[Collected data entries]
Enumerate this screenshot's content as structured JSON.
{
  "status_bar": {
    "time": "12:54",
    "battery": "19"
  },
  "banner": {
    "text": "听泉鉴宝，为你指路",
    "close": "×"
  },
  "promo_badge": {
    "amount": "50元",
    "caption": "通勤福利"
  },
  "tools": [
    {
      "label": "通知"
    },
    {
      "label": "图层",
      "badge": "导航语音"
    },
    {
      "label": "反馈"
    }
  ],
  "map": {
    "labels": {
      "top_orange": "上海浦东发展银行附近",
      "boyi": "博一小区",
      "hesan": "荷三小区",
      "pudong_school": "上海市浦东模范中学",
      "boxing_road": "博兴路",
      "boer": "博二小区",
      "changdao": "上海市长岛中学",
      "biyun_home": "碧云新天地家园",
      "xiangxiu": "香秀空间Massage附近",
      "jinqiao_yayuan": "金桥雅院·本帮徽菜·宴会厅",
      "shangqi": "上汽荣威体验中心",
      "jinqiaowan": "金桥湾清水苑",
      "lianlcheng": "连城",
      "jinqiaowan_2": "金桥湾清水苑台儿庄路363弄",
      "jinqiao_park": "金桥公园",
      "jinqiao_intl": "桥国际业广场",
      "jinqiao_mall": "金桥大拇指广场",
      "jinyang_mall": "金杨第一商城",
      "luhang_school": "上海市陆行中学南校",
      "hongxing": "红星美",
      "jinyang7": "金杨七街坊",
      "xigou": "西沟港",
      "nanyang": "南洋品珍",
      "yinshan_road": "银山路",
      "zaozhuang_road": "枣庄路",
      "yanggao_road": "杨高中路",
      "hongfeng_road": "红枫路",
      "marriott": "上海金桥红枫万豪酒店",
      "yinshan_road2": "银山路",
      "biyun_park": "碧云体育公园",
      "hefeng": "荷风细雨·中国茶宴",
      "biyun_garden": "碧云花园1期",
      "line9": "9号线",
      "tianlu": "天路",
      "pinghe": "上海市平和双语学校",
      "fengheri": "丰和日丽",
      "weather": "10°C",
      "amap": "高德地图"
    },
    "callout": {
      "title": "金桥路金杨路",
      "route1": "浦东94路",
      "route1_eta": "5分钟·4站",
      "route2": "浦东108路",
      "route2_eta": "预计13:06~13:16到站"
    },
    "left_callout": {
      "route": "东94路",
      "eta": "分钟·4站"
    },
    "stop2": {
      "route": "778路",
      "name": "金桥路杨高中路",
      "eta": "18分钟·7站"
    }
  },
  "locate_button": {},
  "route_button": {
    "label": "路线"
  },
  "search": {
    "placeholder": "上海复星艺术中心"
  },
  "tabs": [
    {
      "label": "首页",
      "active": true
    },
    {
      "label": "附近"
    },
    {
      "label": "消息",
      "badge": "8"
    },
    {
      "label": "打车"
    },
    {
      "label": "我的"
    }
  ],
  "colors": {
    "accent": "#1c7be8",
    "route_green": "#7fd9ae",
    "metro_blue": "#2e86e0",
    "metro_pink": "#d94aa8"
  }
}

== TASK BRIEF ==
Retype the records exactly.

== ANSWER FOR THE TASK ==
Enumerate this screenshot's content as structured JSON.
{
  "status_bar": {
    "time": "12:54",
    "battery": "19"
  },
  "banner": {
    "text": "听泉鉴宝，为你指路",
    "close": "×"
  },
  "promo_badge": {
    "amount": "50元",
    "caption": "通勤福利"
  },
  "tools": [
    {
      "label": "通知"
    },
    {
      "label": "图层",
      "badge": "导航语音"
    },
    {
      "label": "反馈"
    }
  ],
  "map": {
    "labels": {
      "top_orange": "上海浦东发展银行附近",
      "boyi": "博一小区",
      "hesan": "荷三小区",
      "pudong_school": "上海市浦东模范中学",
      "boxing_road": "博兴路",
      "boer": "博二小区",
      "changdao": "上海市长岛中学",
      "biyun_home": "碧云新天地家园",
      "xiangxiu": "香秀空间Massage附近",
      "jinqiao_yayuan": "金桥雅院·本帮徽菜·宴会厅",
      "shangqi": "上汽荣威体验中心",
      "jinqiaowan": "金桥湾清水苑",
      "lianlcheng": "连城",
      "jinqiaowan_2": "金桥湾清水苑台儿庄路363弄",
      "jinqiao_park": "金桥公园",
      "jinqiao_intl": "桥国际业广场",
      "jinqiao_mall": "金桥大拇指广场",
      "jinyang_mall": "金杨第一商城",
      "luhang_school": "上海市陆行中学南校",
      "hongxing": "红星美",
      "jinyang7": "金杨七街坊",
      "xigou": "西沟港",
      "nanyang": "南洋品珍",
      "yinshan_road": "银山路",
      "zaozhuang_road": "枣庄路",
      "yanggao_road": "杨高中路",
      "hongfeng_road": "红枫路",
      "marriott": "上海金桥红枫万豪酒店",
      "yinshan_road2": "银山路",
      "biyun_park": "碧云体育公园",
      "hefeng": "荷风细雨·中国茶宴",
      "biyun_garden": "碧云花园1期",
      "line9": "9号线",
      "tianlu": "天路",
      "pinghe": "上海市平和双语学校",
      "fengheri": "丰和日丽",
      "weather": "10°C",
      "amap": "高德地图"
    },
    "callout": {
      "title": "金桥路金杨路",
      "route1": "浦东94路",
      "route1_eta": "5分钟·4站",
      "route2": "浦东108路",
      "route2_eta": "预计13:06~13:16到站"
    },
    "left_callout": {
      "route": "东94路",
      "eta": "分钟·4站"
    },
    "stop2": {
      "route": "778路",
      "name": "金桥路杨高中路",
      "eta": "18分钟·7站"
    }
  },
  "locate_button": {},
  "route_button": {
    "label": "路线"
  },
  "search": {
    "placeholder": "上海复星艺术中心"
  },
  "tabs": [
    {
      "label": "首页",
      "active": true
    },
    {
      "label": "附近"
    },
    {
      "label": "消息",
      "badge": "8"
    },
    {
      "label": "打车"
    },
    {
      "label": "我的"
    }
  ],
  "colors": {
    "accent": "#1c7be8",
    "route_green": "#7fd9ae",
    "metro_blue": "#2e86e0",
    "metro_pink": "#d94aa8"
  }
}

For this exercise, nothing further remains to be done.